Layer by layer
The prime layer is an absorber, which traps incoming sunlight and converts it to warmth. The materials the staff utilised is remarkably efficient, absorbing 95 p.c of the incident sunlight, and shedding only 3 percent to re-radiation, Varanasi states
In basic principle, that layer could in alone assistance to reduce frost formation, but with two restrictions: It would only do the job in the regions straight in daylight, and a great deal of the heat would be lost back again into the substrate materials — the airplane wing or powerline, for illustration — and would not assistance with the de-icing.
So, to compensate for the localization, the team included a spreader layer — a extremely slim layer of aluminum, just 400 micrometers thick, which is heated by the absorber layer higher than it and incredibly effectively spreads that heat out laterally to protect the full surface. The substance was picked to have “thermal response that is rapidly ample so that the heating takes spot speedier than the freezing,” Varanasi suggests.
Ultimately, the bottom layer is simply foam insulation, to keep any of that heat from staying wasted downward and maintain it wherever it really is wanted, at the floor.
“In addition to passive de-icing, the photothermal entice stays at an elevated temperature, consequently stopping ice create-up altogether,” Sprint suggests.
The a few levels, all created of affordable commercially available content, are then bonded alongside one another, and can be bonded to the surface area that demands to be protected.

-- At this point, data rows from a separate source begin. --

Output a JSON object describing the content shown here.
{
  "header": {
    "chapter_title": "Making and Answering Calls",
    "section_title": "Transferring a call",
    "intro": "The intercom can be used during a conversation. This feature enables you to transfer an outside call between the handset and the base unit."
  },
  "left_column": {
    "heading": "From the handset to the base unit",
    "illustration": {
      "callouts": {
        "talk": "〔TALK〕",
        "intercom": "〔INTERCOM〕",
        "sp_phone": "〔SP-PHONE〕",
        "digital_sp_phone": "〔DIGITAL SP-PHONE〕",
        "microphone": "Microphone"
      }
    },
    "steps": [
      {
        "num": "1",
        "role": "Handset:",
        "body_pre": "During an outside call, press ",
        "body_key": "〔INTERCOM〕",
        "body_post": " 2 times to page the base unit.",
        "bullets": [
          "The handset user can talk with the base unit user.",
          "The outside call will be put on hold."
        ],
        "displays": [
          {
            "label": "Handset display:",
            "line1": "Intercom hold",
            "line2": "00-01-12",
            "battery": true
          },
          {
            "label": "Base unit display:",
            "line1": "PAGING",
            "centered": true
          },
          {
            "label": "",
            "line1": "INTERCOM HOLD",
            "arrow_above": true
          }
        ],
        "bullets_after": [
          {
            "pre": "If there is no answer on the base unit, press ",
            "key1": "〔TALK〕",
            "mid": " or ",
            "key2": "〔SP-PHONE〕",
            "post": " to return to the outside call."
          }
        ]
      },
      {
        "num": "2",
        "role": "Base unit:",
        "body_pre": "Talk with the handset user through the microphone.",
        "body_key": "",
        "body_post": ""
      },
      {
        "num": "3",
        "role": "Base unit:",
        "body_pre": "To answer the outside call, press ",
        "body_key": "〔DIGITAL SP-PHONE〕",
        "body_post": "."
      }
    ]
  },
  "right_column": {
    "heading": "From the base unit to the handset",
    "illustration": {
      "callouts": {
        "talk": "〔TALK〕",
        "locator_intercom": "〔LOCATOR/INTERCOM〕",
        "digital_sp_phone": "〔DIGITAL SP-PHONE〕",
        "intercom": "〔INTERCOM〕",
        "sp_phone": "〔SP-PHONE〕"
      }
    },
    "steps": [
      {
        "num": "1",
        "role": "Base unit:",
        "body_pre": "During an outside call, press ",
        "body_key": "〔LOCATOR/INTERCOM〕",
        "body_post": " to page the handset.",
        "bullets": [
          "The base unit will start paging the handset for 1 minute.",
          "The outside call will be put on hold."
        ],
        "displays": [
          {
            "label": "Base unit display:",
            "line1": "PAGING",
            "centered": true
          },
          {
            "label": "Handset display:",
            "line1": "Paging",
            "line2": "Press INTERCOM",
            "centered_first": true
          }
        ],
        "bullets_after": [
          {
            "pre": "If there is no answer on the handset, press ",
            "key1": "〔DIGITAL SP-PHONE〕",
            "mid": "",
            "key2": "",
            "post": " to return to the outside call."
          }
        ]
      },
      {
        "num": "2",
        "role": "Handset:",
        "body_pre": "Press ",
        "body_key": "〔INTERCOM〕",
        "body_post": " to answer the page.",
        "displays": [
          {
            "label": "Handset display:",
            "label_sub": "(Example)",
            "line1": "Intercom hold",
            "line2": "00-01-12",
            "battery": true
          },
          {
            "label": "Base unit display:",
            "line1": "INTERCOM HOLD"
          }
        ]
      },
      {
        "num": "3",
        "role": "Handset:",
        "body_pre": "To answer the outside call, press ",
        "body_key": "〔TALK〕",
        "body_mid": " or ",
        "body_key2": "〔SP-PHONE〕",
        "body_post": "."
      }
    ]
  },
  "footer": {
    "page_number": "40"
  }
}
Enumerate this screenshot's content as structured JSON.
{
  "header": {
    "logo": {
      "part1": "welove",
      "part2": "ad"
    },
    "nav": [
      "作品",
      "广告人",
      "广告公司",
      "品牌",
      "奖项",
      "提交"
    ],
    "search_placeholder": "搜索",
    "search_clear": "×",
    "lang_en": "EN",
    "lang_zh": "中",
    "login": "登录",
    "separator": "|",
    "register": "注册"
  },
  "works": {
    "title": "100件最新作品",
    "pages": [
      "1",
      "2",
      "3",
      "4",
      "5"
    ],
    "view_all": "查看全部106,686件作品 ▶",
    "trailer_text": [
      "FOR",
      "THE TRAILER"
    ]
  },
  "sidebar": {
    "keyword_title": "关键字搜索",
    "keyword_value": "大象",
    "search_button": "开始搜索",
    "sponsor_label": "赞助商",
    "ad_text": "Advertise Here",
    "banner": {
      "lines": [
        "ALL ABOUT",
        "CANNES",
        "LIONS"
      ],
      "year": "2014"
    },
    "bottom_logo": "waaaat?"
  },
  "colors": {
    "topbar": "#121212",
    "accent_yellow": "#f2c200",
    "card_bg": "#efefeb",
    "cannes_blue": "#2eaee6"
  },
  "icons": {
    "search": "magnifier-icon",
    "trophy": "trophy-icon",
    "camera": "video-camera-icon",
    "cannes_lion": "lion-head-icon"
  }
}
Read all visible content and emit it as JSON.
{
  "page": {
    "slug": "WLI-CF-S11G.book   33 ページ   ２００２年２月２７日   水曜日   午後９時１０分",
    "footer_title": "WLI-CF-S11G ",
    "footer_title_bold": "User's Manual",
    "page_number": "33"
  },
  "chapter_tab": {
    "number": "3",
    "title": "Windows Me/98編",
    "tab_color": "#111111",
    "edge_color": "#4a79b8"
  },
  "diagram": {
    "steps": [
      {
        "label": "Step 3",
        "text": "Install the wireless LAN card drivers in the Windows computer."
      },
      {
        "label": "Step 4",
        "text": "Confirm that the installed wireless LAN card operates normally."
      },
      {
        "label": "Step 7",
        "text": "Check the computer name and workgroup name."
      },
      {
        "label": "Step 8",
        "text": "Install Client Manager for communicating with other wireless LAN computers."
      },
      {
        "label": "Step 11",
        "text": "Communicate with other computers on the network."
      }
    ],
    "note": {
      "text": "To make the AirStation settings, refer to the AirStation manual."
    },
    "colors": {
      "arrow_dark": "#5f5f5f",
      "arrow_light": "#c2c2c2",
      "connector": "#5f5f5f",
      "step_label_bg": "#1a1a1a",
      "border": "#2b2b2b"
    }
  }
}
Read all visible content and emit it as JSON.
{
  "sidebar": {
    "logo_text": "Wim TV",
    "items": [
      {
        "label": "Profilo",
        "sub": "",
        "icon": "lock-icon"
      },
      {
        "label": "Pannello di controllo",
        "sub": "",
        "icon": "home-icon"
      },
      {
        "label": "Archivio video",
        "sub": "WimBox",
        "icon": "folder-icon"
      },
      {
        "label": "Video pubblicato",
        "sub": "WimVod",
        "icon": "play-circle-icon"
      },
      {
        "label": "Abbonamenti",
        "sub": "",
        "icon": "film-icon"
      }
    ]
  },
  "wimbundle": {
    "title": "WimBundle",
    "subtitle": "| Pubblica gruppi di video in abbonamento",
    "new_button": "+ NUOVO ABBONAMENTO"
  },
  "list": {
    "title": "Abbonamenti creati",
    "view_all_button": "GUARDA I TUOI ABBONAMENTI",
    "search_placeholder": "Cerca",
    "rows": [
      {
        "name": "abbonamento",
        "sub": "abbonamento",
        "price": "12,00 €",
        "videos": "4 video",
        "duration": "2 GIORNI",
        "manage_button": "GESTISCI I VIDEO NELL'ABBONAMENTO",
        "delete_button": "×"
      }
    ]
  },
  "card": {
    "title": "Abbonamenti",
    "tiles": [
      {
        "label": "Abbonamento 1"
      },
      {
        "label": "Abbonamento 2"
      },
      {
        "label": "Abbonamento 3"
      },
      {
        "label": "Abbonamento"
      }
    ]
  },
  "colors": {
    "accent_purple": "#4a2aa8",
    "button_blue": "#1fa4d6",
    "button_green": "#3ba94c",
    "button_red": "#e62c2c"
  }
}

For some purposes, the materials could in its place be sprayed onto a surface area, 1 layer at a time, the researchers say.
The workforce carried out intensive tests, together with true-entire world outdoor testing of the supplies and detailed laboratory measurements, to establish the performance of the method.
The program could even come across wider business uses, these as panels to stop icing on roofs of households, faculties, and other structures, Varanasi suggests. The group is scheduling to continue operate on the system, tests it for longevity and for exceptional techniques of application. But the standard method could primarily be used nearly straight away for some makes use of, specifically stationary programs, he says.